When we think of pickles, it’s unlikely that we picture the series of legal and bureaucratic hoops necessary to bring them to market. However, last week in Asheville a group of potential food entrepreneurs dove head first into the challenge of re-imagining pickles in just such a context as they participated in N.C. State University’s three-day-long Better Process Control for Acidified Foods Course, affectionately referred to as “Pickle School.”
Pickle School, which also includes salsa, tomato sauces, barbecue sauces, hot sauces and just about any other acid-based canned food, shies away from teaching the techniques and recipes used for pickling. Instead the course focuses on how to achieve regulatory compliance with the Food and Drug Administration. Safety is the key focus of the course, ensuring that food ventures of all sizes protect their customers from poorly packaged and poorly preserved foods that can ultimately jeopardize the safety of consumers. A major component of the curriculum included preparing a new product for legal sale under both state and federal regulations; a process that involves a number of steps, tests and filings.
Dr. Fletcher Arritt of N.C. State’s Department of Food, Bioprocessing and Nutrition delivered the course with the help of Allison Smathers. Arritt’s mix of humor and storytelling kept students engaged as they covered topics ranging from the common food-borne pathogens to the anatomy of a glass jar. Students came from both ends of the food spectrum, from those working to fill training requirements for their jobs as managers or supervisors at major food processing operations to those pursuing faint dreams of selling at a local farmers market.
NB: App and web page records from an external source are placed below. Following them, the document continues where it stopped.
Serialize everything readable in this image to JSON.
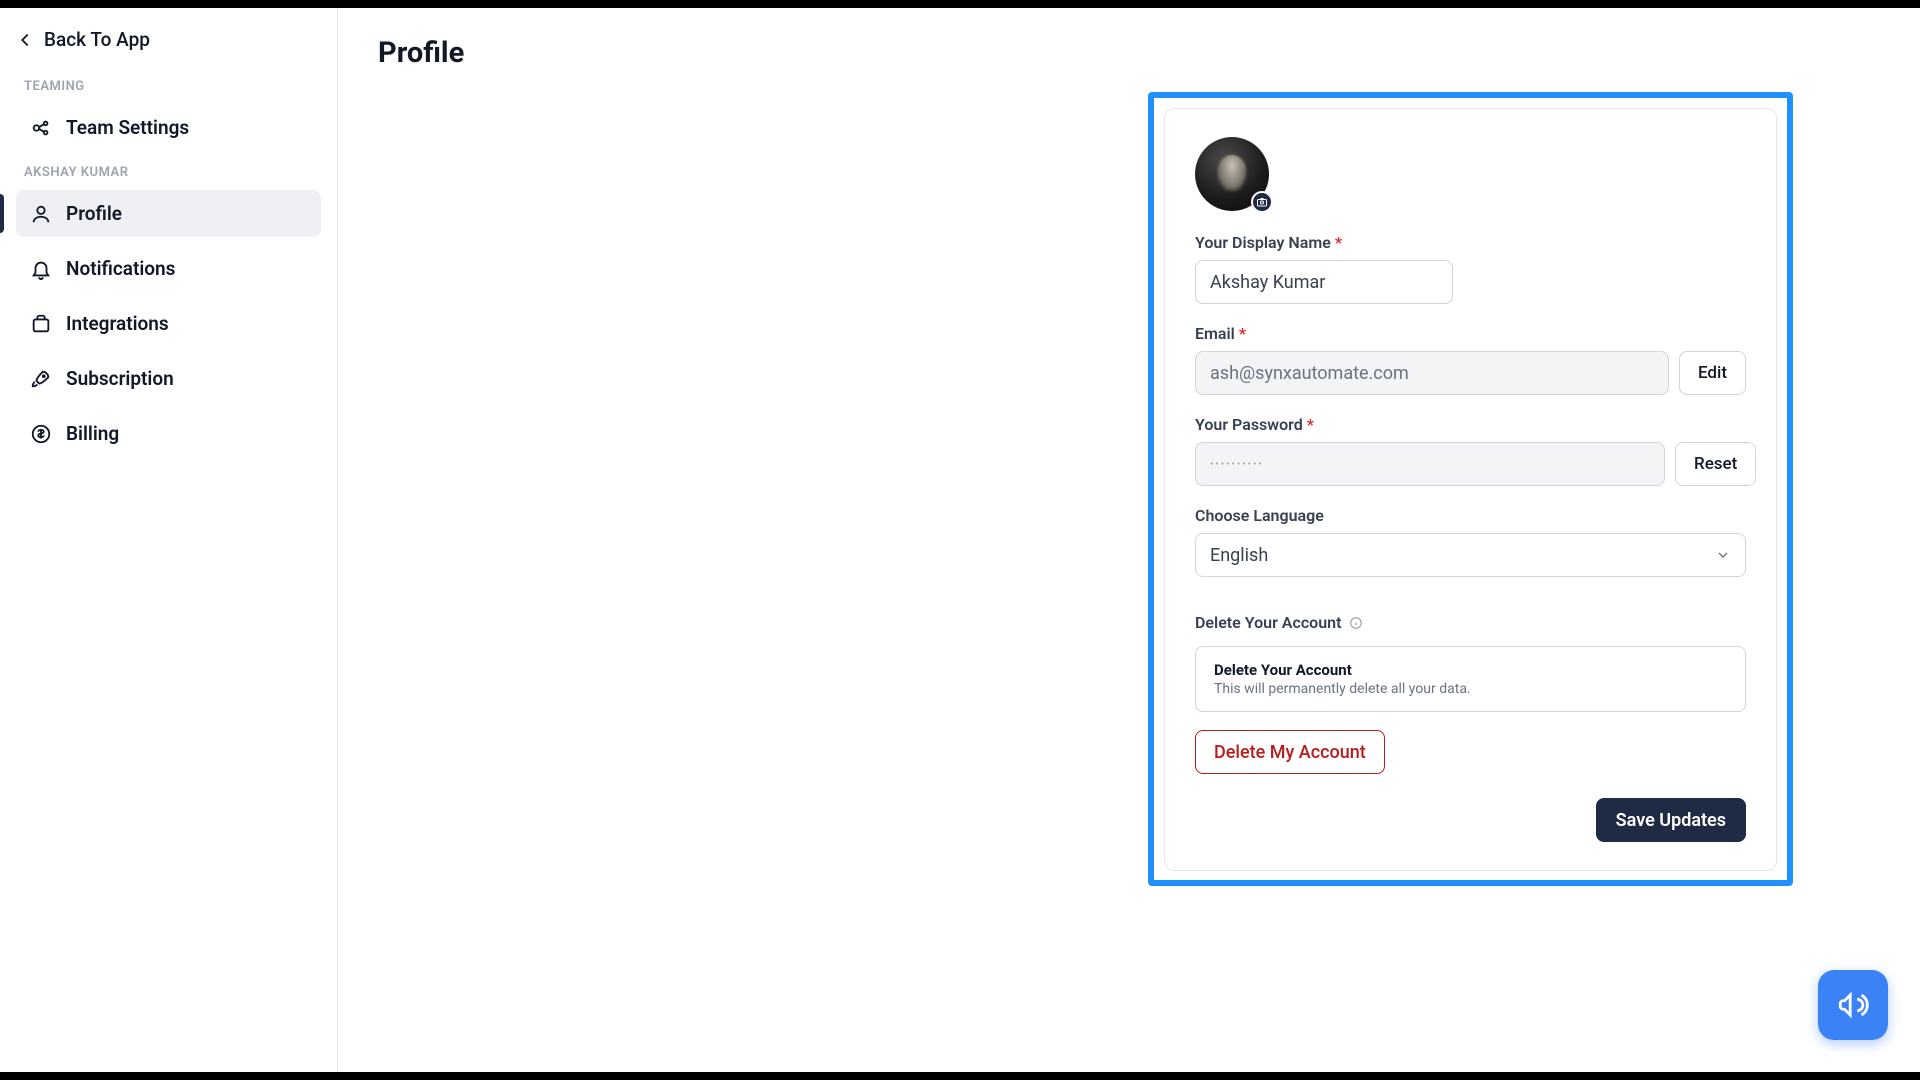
{
  "back_link": "Back To App",
  "page_title": "Profile",
  "sidebar": {
    "section_teaming": "TEAMING",
    "section_user": "AKSHAY KUMAR",
    "team_settings": "Team Settings",
    "profile": "Profile",
    "notifications": "Notifications",
    "integrations": "Integrations",
    "subscription": "Subscription",
    "billing": "Billing"
  },
  "form": {
    "display_name_label": "Your Display Name",
    "display_name_value": "Akshay Kumar",
    "email_label": "Email",
    "email_value": "ash@synxautomate.com",
    "edit_label": "Edit",
    "password_label": "Your Password",
    "password_mask": "••••••••••",
    "reset_label": "Reset",
    "language_label": "Choose Language",
    "language_value": "English",
    "delete_heading": "Delete Your Account",
    "delete_box_title": "Delete Your Account",
    "delete_box_desc": "This will permanently delete all your data.",
    "delete_btn": "Delete My Account",
    "save_btn": "Save Updates"
  }
}
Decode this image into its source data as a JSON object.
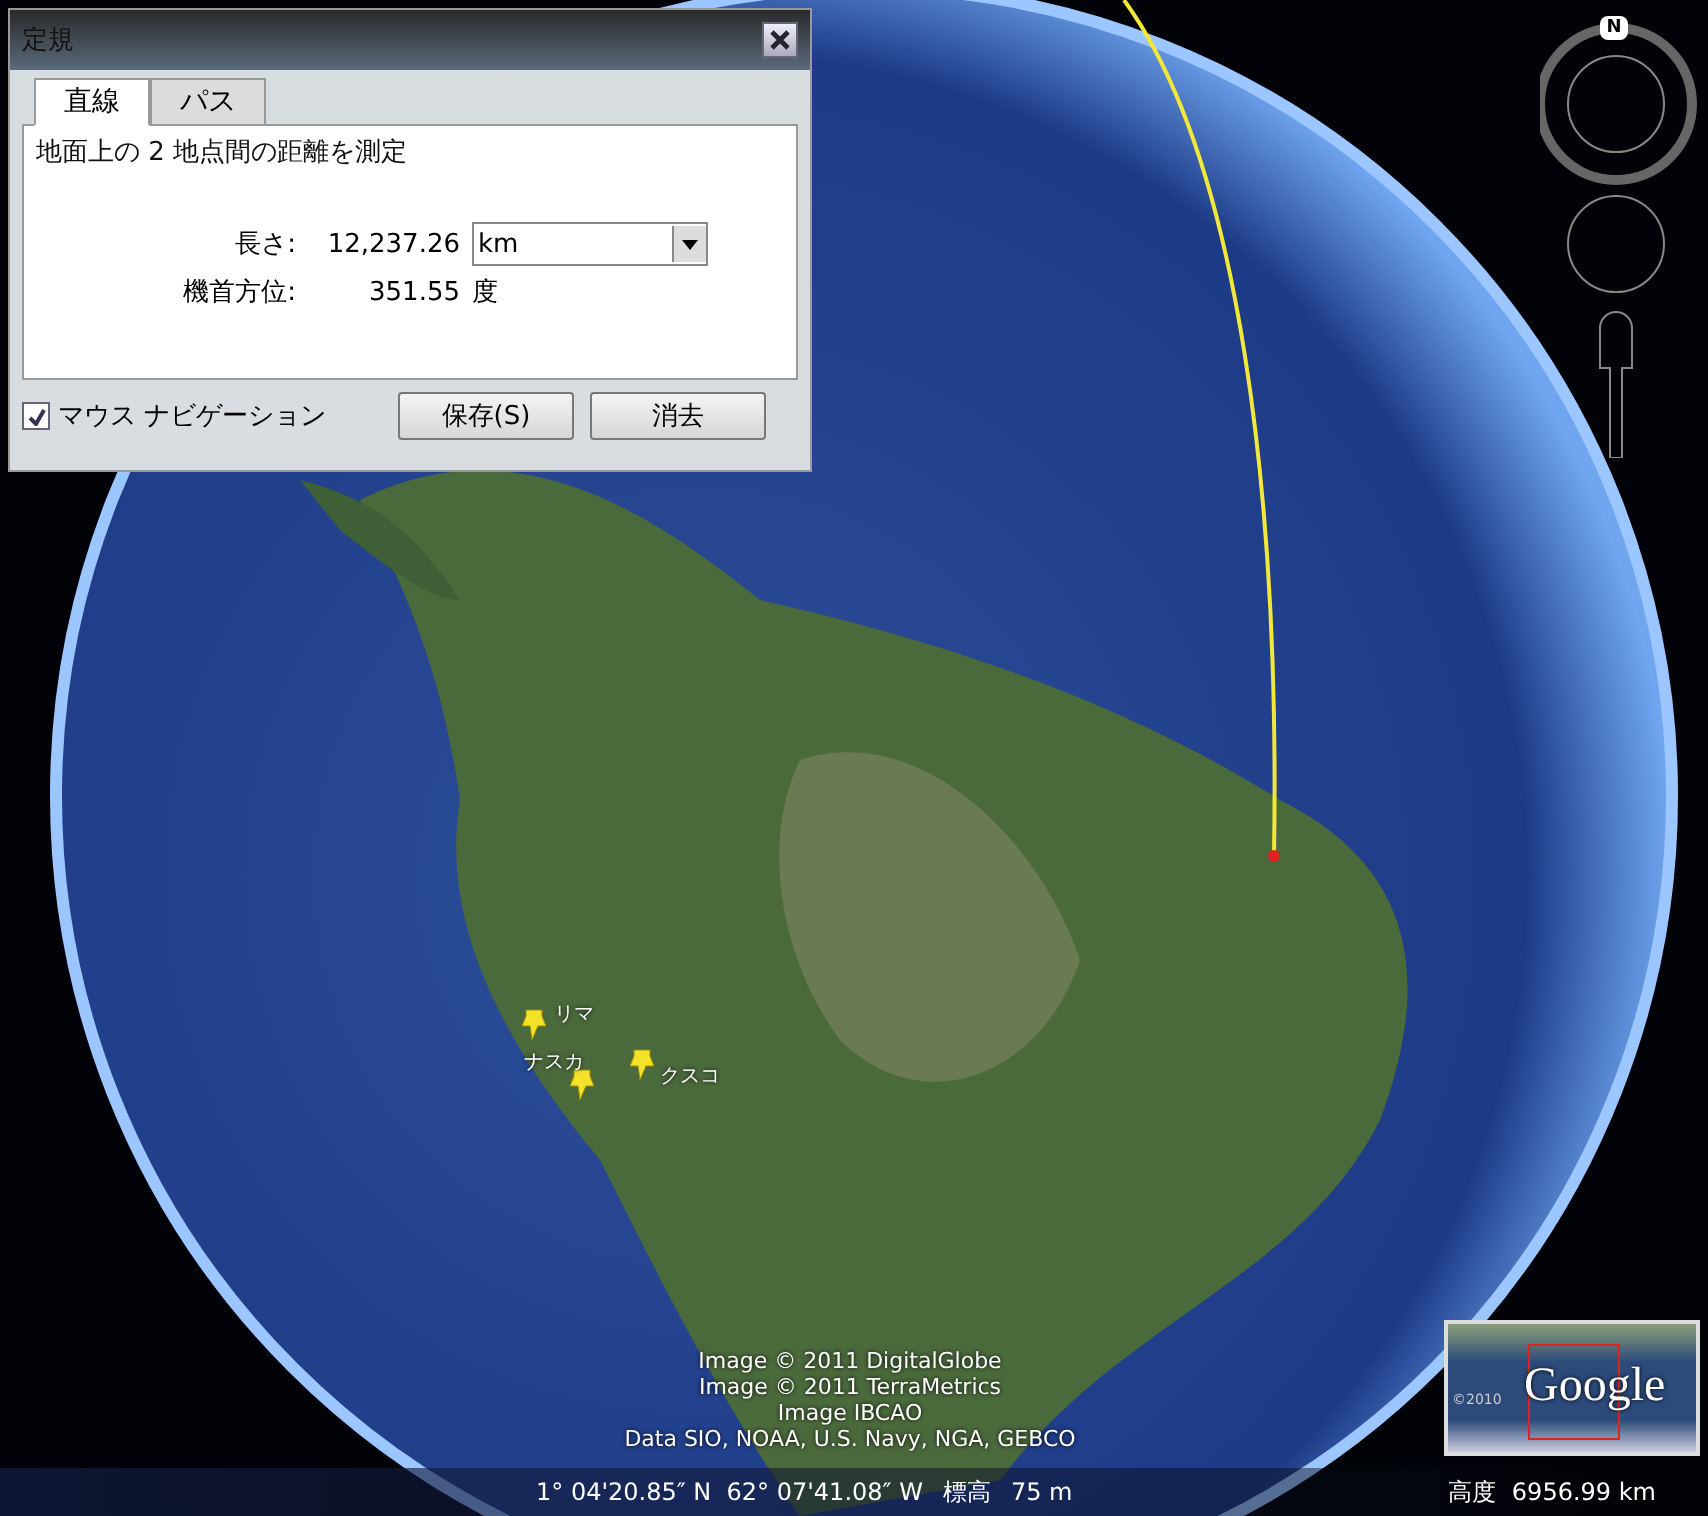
{
  "ruler_dialog": {
    "title": "定規",
    "tabs": [
      {
        "label": "直線",
        "selected": true
      },
      {
        "label": "パス",
        "selected": false
      }
    ],
    "description": "地面上の 2 地点間の距離を測定",
    "measurements": [
      {
        "kind": "select",
        "label": "長さ:",
        "value": "12,237.26",
        "unit": "km"
      },
      {
        "kind": "text",
        "label": "機首方位:",
        "value": "351.55",
        "unit": "度"
      }
    ],
    "mouse_navigation": {
      "label": "マウス ナビゲーション",
      "checked": true
    },
    "buttons": [
      "保存(S)",
      "消去"
    ]
  },
  "places": [
    {
      "name": "リマ"
    },
    {
      "name": "ナスカ"
    },
    {
      "name": "クスコ"
    }
  ],
  "compass": {
    "north": "N"
  },
  "attributions": [
    "Image © 2011 DigitalGlobe",
    "Image © 2011 TerraMetrics",
    "Image IBCAO",
    "Data SIO, NOAA, U.S. Navy, NGA, GEBCO"
  ],
  "overview_map": {
    "logo": "Google",
    "year": "©2010"
  },
  "status_bar": {
    "coordinates": "1° 04'20.85″ N  62° 07'41.08″ W",
    "elevation_label": "標高",
    "elevation": "75 m",
    "altitude_label": "高度",
    "altitude": "6956.99 km"
  }
}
At the conclusion of the course, students satisfied FDA training requirements to supervise the manufacturing and packaging of acidified foods. Many of the course’s students will spend the next several months refining their process with the assistance of Arritt to bring new products to market.